British dragonflies are emerging earlier in the year under climate change
Photo by Boris Smokrovic on Unsplash
What is it about?
I analysed an extensive dataset of sightings of dragonflies and damselflies (Odonata) over a 50-year period in the UK. These 450,000 sightings were of around 40 species and provided a detailed record of dates on which different Odonata species were emerging from their aquatic habitats. I found that there was a significant shift towards earlier emergence which was consistent with that observed in terrestrial species. I further demonstrated that there was a difference between two groups of species that varied in what stage they over-wintered. Those species that sat in the water over winter as eggs did not show a response to climate change while those that were larvae over winter did show a response. I infer from this that the response to climate change is caused by a decline in mortality associated with cooler temperatures in the more vulnerable larval stages.
Why is it important?
A number of studies have demonstrated an effect of climate change on the phenology of animals and plants.

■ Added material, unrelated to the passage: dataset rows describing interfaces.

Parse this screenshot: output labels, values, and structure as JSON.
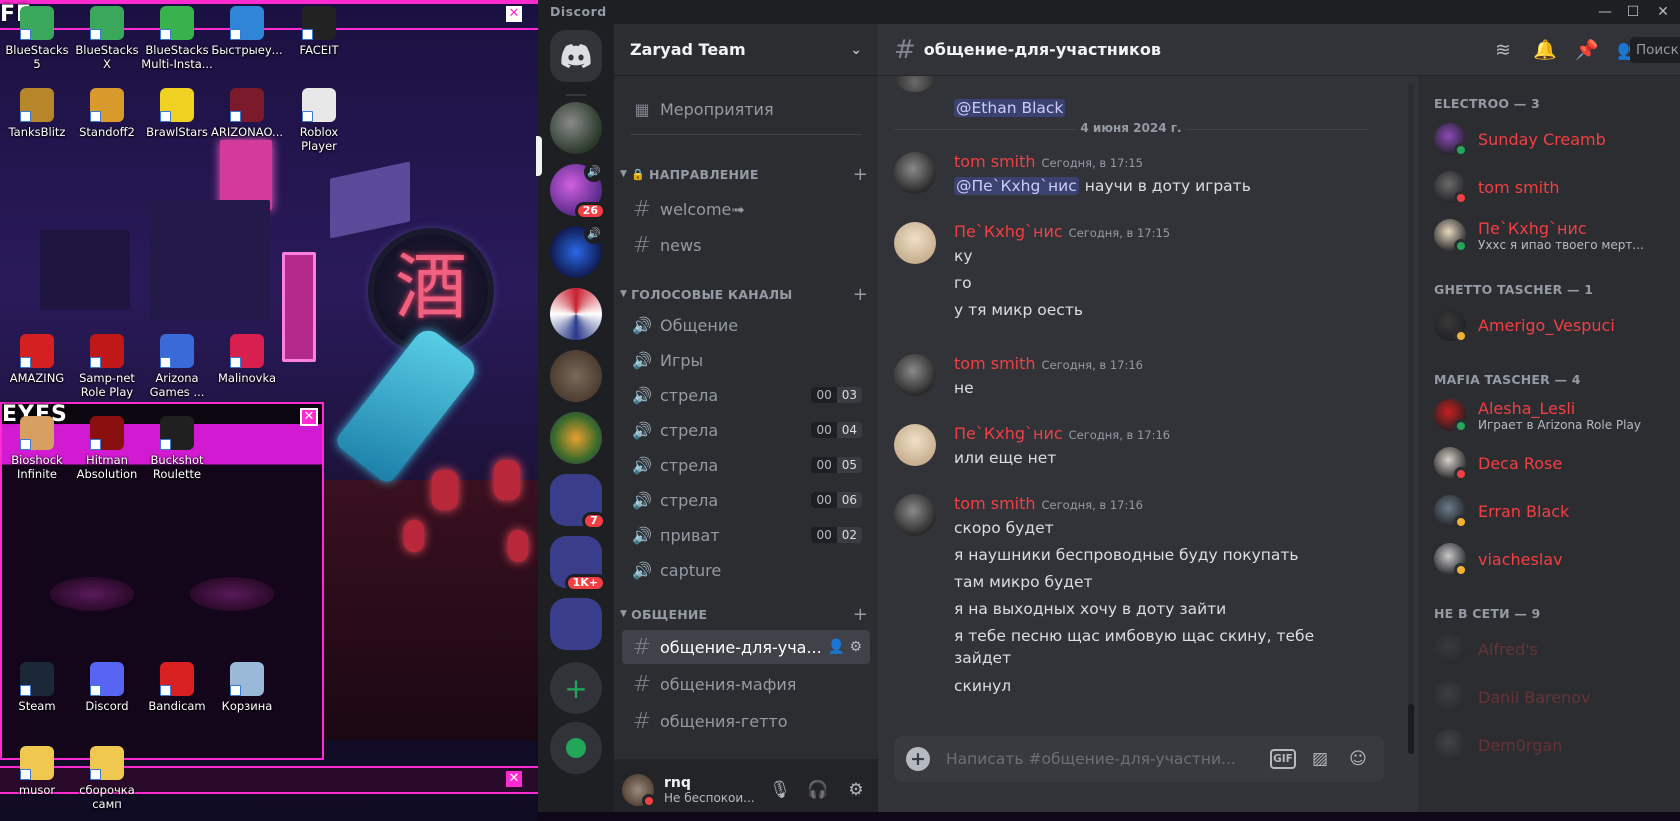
{
  "desktop": {
    "icons": [
      {
        "id": "bluestacks5",
        "label": "BlueStacks 5",
        "color": "#3aa85a"
      },
      {
        "id": "bluestacksx",
        "label": "BlueStacks X",
        "color": "#3aa85a"
      },
      {
        "id": "bluestacksmulti",
        "label": "BlueStacks Multi-Insta...",
        "color": "#37b24d"
      },
      {
        "id": "bystryue",
        "label": "Быстрыеу...",
        "color": "#2f86d6"
      },
      {
        "id": "faceit",
        "label": "FACEIT",
        "color": "#222"
      },
      {
        "id": "tanksblitz",
        "label": "TanksBlitz",
        "color": "#b8862a"
      },
      {
        "id": "standoff2",
        "label": "Standoff2",
        "color": "#d89a2a"
      },
      {
        "id": "brawlstars",
        "label": "BrawlStars",
        "color": "#f0d020"
      },
      {
        "id": "arizona",
        "label": "ARIZONAO...",
        "color": "#7a1a2a"
      },
      {
        "id": "roblox",
        "label": "Roblox Player",
        "color": "#e8e8e8"
      },
      {
        "id": "amazing",
        "label": "AMAZING",
        "color": "#d42020"
      },
      {
        "id": "sampnet",
        "label": "Samp-net Role Play",
        "color": "#c01818"
      },
      {
        "id": "arizonagames",
        "label": "Arizona Games ...",
        "color": "#3a6ad8"
      },
      {
        "id": "malinovka",
        "label": "Malinovka",
        "color": "#d82050"
      },
      {
        "id": "bioshock",
        "label": "Bioshock Infinite",
        "color": "#d8a060"
      },
      {
        "id": "hitman",
        "label": "Hitman Absolution",
        "color": "#8a1010"
      },
      {
        "id": "buckshot",
        "label": "Buckshot Roulette",
        "color": "#202020"
      },
      {
        "id": "steam",
        "label": "Steam",
        "color": "#1b2838"
      },
      {
        "id": "discordico",
        "label": "Discord",
        "color": "#5865f2"
      },
      {
        "id": "bandicam",
        "label": "Bandicam",
        "color": "#d82020"
      },
      {
        "id": "korzina",
        "label": "Корзина",
        "color": "#9ab8d8"
      },
      {
        "id": "musor",
        "label": "musor",
        "color": "#f0c850"
      },
      {
        "id": "sborochka",
        "label": "сборочка самп",
        "color": "#f0c850"
      }
    ],
    "win1_title": "FE",
    "win2_title": "EYES"
  },
  "titlebar": {
    "brand": "Discord",
    "min": "—",
    "max": "☐",
    "close": "✕"
  },
  "rail": {
    "badges": [
      "26",
      "7",
      "1K+"
    ]
  },
  "sidebar": {
    "guild_name": "Zaryad Team",
    "events": "Мероприятия",
    "categories": [
      "НАПРАВЛЕНИЕ",
      "ГОЛОСОВЫЕ КАНАЛЫ",
      "ОБЩЕНИЕ"
    ],
    "text_channels_top": [
      "welcome➟",
      "news"
    ],
    "voice_channels": [
      {
        "name": "Общение",
        "a": "",
        "b": ""
      },
      {
        "name": "Игры",
        "a": "",
        "b": ""
      },
      {
        "name": "стрела",
        "a": "00",
        "b": "03"
      },
      {
        "name": "стрела",
        "a": "00",
        "b": "04"
      },
      {
        "name": "стрела",
        "a": "00",
        "b": "05"
      },
      {
        "name": "стрела",
        "a": "00",
        "b": "06"
      },
      {
        "name": "приват",
        "a": "00",
        "b": "02"
      },
      {
        "name": "capture",
        "a": "",
        "b": ""
      }
    ],
    "text_channels_bottom": [
      "общение-для-уча...",
      "общения-мафия",
      "общения-гетто"
    ],
    "user": {
      "name": "rnq",
      "status": "Не беспокои..."
    }
  },
  "chat": {
    "channel_title": "общение-для-участников",
    "search_placeholder": "Поиск",
    "top_mention": "@Ethan Black",
    "date_divider": "4 июня 2024 г.",
    "messages": [
      {
        "author": "tom smith",
        "time": "Сегодня, в 17:15",
        "mention": "@Пе`Кхhg`нис",
        "lines": [
          "научи в доту играть"
        ]
      },
      {
        "author": "Пе`Кхhg`нис",
        "time": "Сегодня, в 17:15",
        "lines": [
          "ку",
          "го",
          "у тя микр оесть"
        ]
      },
      {
        "author": "tom smith",
        "time": "Сегодня, в 17:16",
        "lines": [
          "не"
        ]
      },
      {
        "author": "Пе`Кхhg`нис",
        "time": "Сегодня, в 17:16",
        "lines": [
          "или еще нет"
        ]
      },
      {
        "author": "tom smith",
        "time": "Сегодня, в 17:16",
        "lines": [
          "скоро будет",
          "я наушники беспроводные буду покупать",
          "там микро будет",
          "я на выходных хочу в доту зайти",
          "я тебе песню щас имбовую щас скину, тебе",
          "зайдет",
          "скинул"
        ]
      }
    ],
    "composer_placeholder": "Написать #общение-для-участни...",
    "gif_label": "GIF"
  },
  "members": {
    "groups": [
      {
        "title": "ELECTROO — 3",
        "items": [
          {
            "name": "Sunday Creamb",
            "sub": "",
            "status": "on"
          },
          {
            "name": "tom smith",
            "sub": "",
            "status": "dnd"
          },
          {
            "name": "Пе`Кхhg`нис",
            "sub": "Уххс я ипао твоего мерт...",
            "status": "on"
          }
        ]
      },
      {
        "title": "GHETTO TASCHER — 1",
        "items": [
          {
            "name": "Amerigo_Vespuci",
            "sub": "",
            "status": "idle"
          }
        ]
      },
      {
        "title": "MAFIA TASCHER — 4",
        "items": [
          {
            "name": "Alesha_Lesli",
            "sub": "Играет в Arizona Role Play",
            "status": "on"
          },
          {
            "name": "Deca Rose",
            "sub": "",
            "status": "dnd"
          },
          {
            "name": "Erran Black",
            "sub": "",
            "status": "idle"
          },
          {
            "name": "viacheslav",
            "sub": "",
            "status": "idle"
          }
        ]
      },
      {
        "title": "НЕ В СЕТИ — 9",
        "items": [
          {
            "name": "Alfred's",
            "sub": "",
            "status": "off"
          },
          {
            "name": "Danil Barenov",
            "sub": "",
            "status": "off"
          },
          {
            "name": "Dem0rgan",
            "sub": "",
            "status": "off"
          }
        ]
      }
    ]
  }
}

This study showed that the signal was present even for animals that occupy aquatic habitats, suggesting that temperature changes influences aquatic and terrestrial ecosystems in much the same way.
The following have contributed to this page: Dr Christopher Hassall